[Work task]
Could you please write out each line of the records exactly, minus the pictures?

[Information given]

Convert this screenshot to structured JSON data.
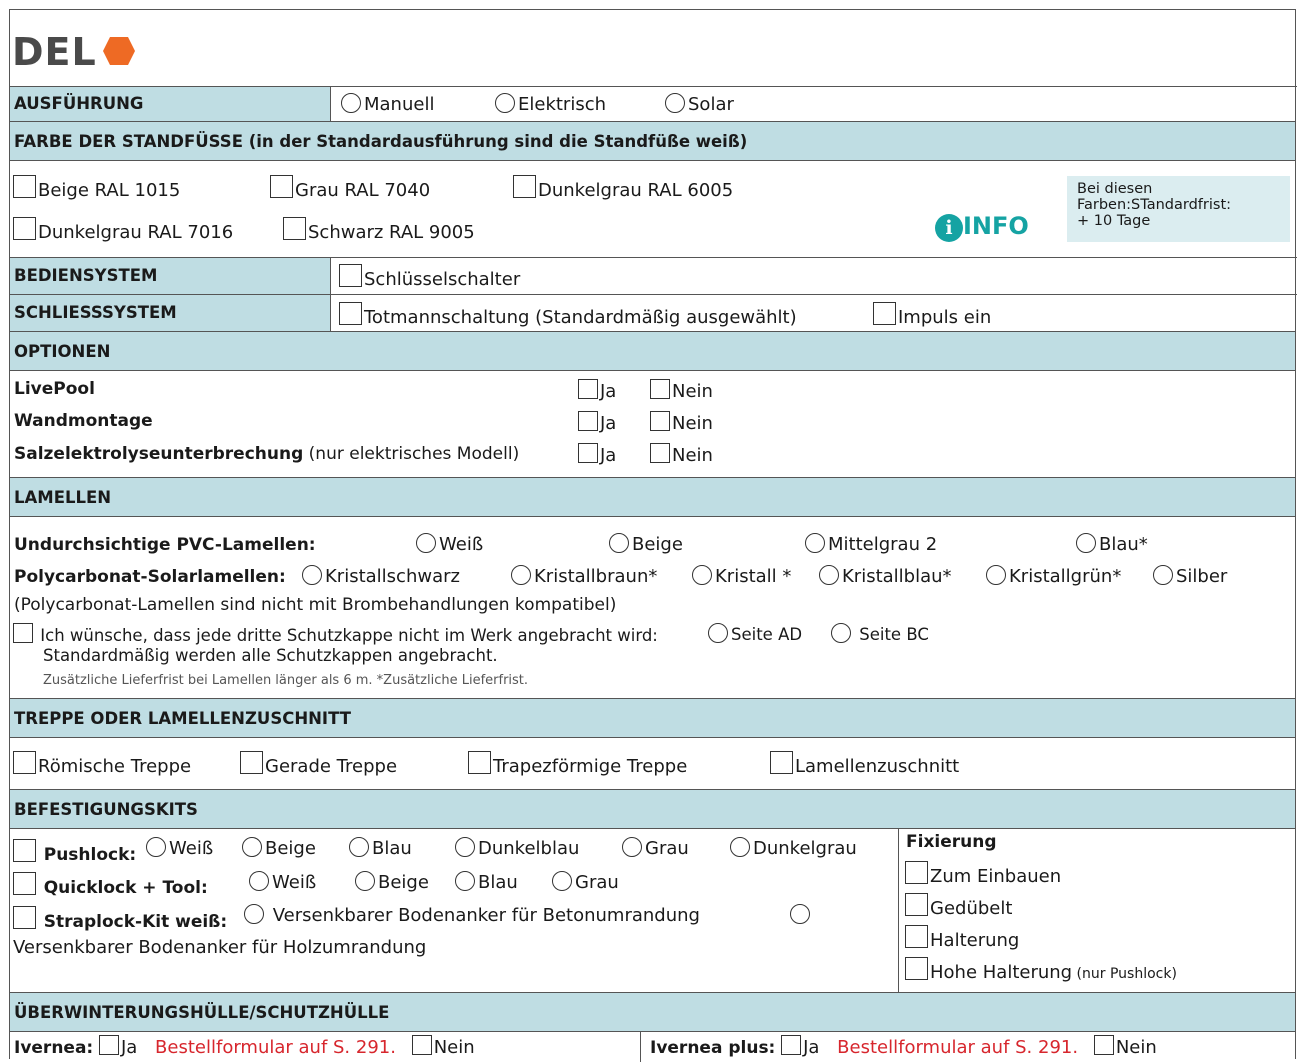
{
  "brand": {
    "name": "DEL",
    "accent": "#ee6a24"
  },
  "colors": {
    "header_bg": "#bfdde3",
    "info": "#15a3a3",
    "note_red": "#d7262d"
  },
  "ausfuehrung": {
    "title": "AUSFÜHRUNG",
    "options": [
      "Manuell",
      "Elektrisch",
      "Solar"
    ]
  },
  "farbe": {
    "title": "FARBE DER STANDFÜSSE (in der Standardausführung sind die Standfüße weiß)",
    "options": [
      "Beige RAL 1015",
      "Grau RAL 7040",
      "Dunkelgrau RAL 6005",
      "Dunkelgrau RAL 7016",
      "Schwarz RAL 9005"
    ],
    "info_word": "INFO",
    "info_icon": "i",
    "info_text": [
      "Bei diesen",
      "Farben:STandardfrist:",
      "+ 10 Tage"
    ]
  },
  "bediensystem": {
    "title": "BEDIENSYSTEM",
    "option": "Schlüsselschalter"
  },
  "schliesssystem": {
    "title": "SCHLIESSSYSTEM",
    "options": [
      "Totmannschaltung (Standardmäßig ausgewählt)",
      "Impuls ein"
    ]
  },
  "optionen": {
    "title": "OPTIONEN",
    "ja": "Ja",
    "nein": "Nein",
    "items": [
      {
        "label": "LivePool",
        "note": ""
      },
      {
        "label": "Wandmontage",
        "note": ""
      },
      {
        "label": "Salzelektrolyseunterbrechung",
        "note": " (nur elektrisches Modell)"
      }
    ]
  },
  "lamellen": {
    "title": "LAMELLEN",
    "pvc_label": "Undurchsichtige PVC-Lamellen:",
    "pvc_options": [
      "Weiß",
      "Beige",
      "Mittelgrau 2",
      "Blau*"
    ],
    "poly_label": "Polycarbonat-Solarlamellen:",
    "poly_options": [
      "Kristallschwarz",
      "Kristallbraun*",
      "Kristall *",
      "Kristallblau*",
      "Kristallgrün*",
      "Silber"
    ],
    "poly_note": "(Polycarbonat-Lamellen sind nicht mit Brombehandlungen kompatibel)",
    "kappe_text": "Ich wünsche, dass jede dritte Schutzkappe nicht im Werk angebracht wird:",
    "kappe_options": [
      "Seite AD",
      "Seite BC"
    ],
    "kappe_note": "Standardmäßig werden alle Schutzkappen angebracht.",
    "footnote": "Zusätzliche Lieferfrist bei Lamellen länger als 6 m. *Zusätzliche Lieferfrist."
  },
  "treppe": {
    "title": "TREPPE ODER LAMELLENZUSCHNITT",
    "options": [
      "Römische Treppe",
      "Gerade Treppe",
      "Trapezförmige Treppe",
      "Lamellenzuschnitt"
    ]
  },
  "befestigung": {
    "title": "BEFESTIGUNGSKITS",
    "pushlock_label": "Pushlock:",
    "pushlock_options": [
      "Weiß",
      "Beige",
      "Blau",
      "Dunkelblau",
      "Grau",
      "Dunkelgrau"
    ],
    "quicklock_label": "Quicklock + Tool:",
    "quicklock_options": [
      "Weiß",
      "Beige",
      "Blau",
      "Grau"
    ],
    "straplock_label": "Straplock-Kit weiß:",
    "straplock_option_1": "Versenkbarer Bodenanker für Betonumrandung",
    "straplock_option_2": "Versenkbarer Bodenanker für Holzumrandung",
    "fix_title": "Fixierung",
    "fix_options": [
      "Zum Einbauen",
      "Gedübelt",
      "Halterung",
      "Hohe Halterung"
    ],
    "fix_note": " (nur Pushlock)"
  },
  "huelle": {
    "title": "ÜBERWINTERUNGSHÜLLE/SCHUTZHÜLLE",
    "ivernea_label": "Ivernea:",
    "ivernea_plus_label": "Ivernea plus:",
    "ja": "Ja",
    "nein": "Nein",
    "order_note": "Bestellformular auf S. 291."
  }
}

[Final answer]
Convert this screenshot to structured JSON data.
{
  "brand": {
    "name": "DEL",
    "accent": "#ee6a24"
  },
  "colors": {
    "header_bg": "#bfdde3",
    "info": "#15a3a3",
    "note_red": "#d7262d"
  },
  "ausfuehrung": {
    "title": "AUSFÜHRUNG",
    "options": [
      "Manuell",
      "Elektrisch",
      "Solar"
    ]
  },
  "farbe": {
    "title": "FARBE DER STANDFÜSSE (in der Standardausführung sind die Standfüße weiß)",
    "options": [
      "Beige RAL 1015",
      "Grau RAL 7040",
      "Dunkelgrau RAL 6005",
      "Dunkelgrau RAL 7016",
      "Schwarz RAL 9005"
    ],
    "info_word": "INFO",
    "info_icon": "i",
    "info_text": [
      "Bei diesen",
      "Farben:STandardfrist:",
      "+ 10 Tage"
    ]
  },
  "bediensystem": {
    "title": "BEDIENSYSTEM",
    "option": "Schlüsselschalter"
  },
  "schliesssystem": {
    "title": "SCHLIESSSYSTEM",
    "options": [
      "Totmannschaltung (Standardmäßig ausgewählt)",
      "Impuls ein"
    ]
  },
  "optionen": {
    "title": "OPTIONEN",
    "ja": "Ja",
    "nein": "Nein",
    "items": [
      {
        "label": "LivePool",
        "note": ""
      },
      {
        "label": "Wandmontage",
        "note": ""
      },
      {
        "label": "Salzelektrolyseunterbrechung",
        "note": " (nur elektrisches Modell)"
      }
    ]
  },
  "lamellen": {
    "title": "LAMELLEN",
    "pvc_label": "Undurchsichtige PVC-Lamellen:",
    "pvc_options": [
      "Weiß",
      "Beige",
      "Mittelgrau 2",
      "Blau*"
    ],
    "poly_label": "Polycarbonat-Solarlamellen:",
    "poly_options": [
      "Kristallschwarz",
      "Kristallbraun*",
      "Kristall *",
      "Kristallblau*",
      "Kristallgrün*",
      "Silber"
    ],
    "poly_note": "(Polycarbonat-Lamellen sind nicht mit Brombehandlungen kompatibel)",
    "kappe_text": "Ich wünsche, dass jede dritte Schutzkappe nicht im Werk angebracht wird:",
    "kappe_options": [
      "Seite AD",
      "Seite BC"
    ],
    "kappe_note": "Standardmäßig werden alle Schutzkappen angebracht.",
    "footnote": "Zusätzliche Lieferfrist bei Lamellen länger als 6 m. *Zusätzliche Lieferfrist."
  },
  "treppe": {
    "title": "TREPPE ODER LAMELLENZUSCHNITT",
    "options": [
      "Römische Treppe",
      "Gerade Treppe",
      "Trapezförmige Treppe",
      "Lamellenzuschnitt"
    ]
  },
  "befestigung": {
    "title": "BEFESTIGUNGSKITS",
    "pushlock_label": "Pushlock:",
    "pushlock_options": [
      "Weiß",
      "Beige",
      "Blau",
      "Dunkelblau",
      "Grau",
      "Dunkelgrau"
    ],
    "quicklock_label": "Quicklock + Tool:",
    "quicklock_options": [
      "Weiß",
      "Beige",
      "Blau",
      "Grau"
    ],
    "straplock_label": "Straplock-Kit weiß:",
    "straplock_option_1": "Versenkbarer Bodenanker für Betonumrandung",
    "straplock_option_2": "Versenkbarer Bodenanker für Holzumrandung",
    "fix_title": "Fixierung",
    "fix_options": [
      "Zum Einbauen",
      "Gedübelt",
      "Halterung",
      "Hohe Halterung"
    ],
    "fix_note": " (nur Pushlock)"
  },
  "huelle": {
    "title": "ÜBERWINTERUNGSHÜLLE/SCHUTZHÜLLE",
    "ivernea_label": "Ivernea:",
    "ivernea_plus_label": "Ivernea plus:",
    "ja": "Ja",
    "nein": "Nein",
    "order_note": "Bestellformular auf S. 291."
  }
}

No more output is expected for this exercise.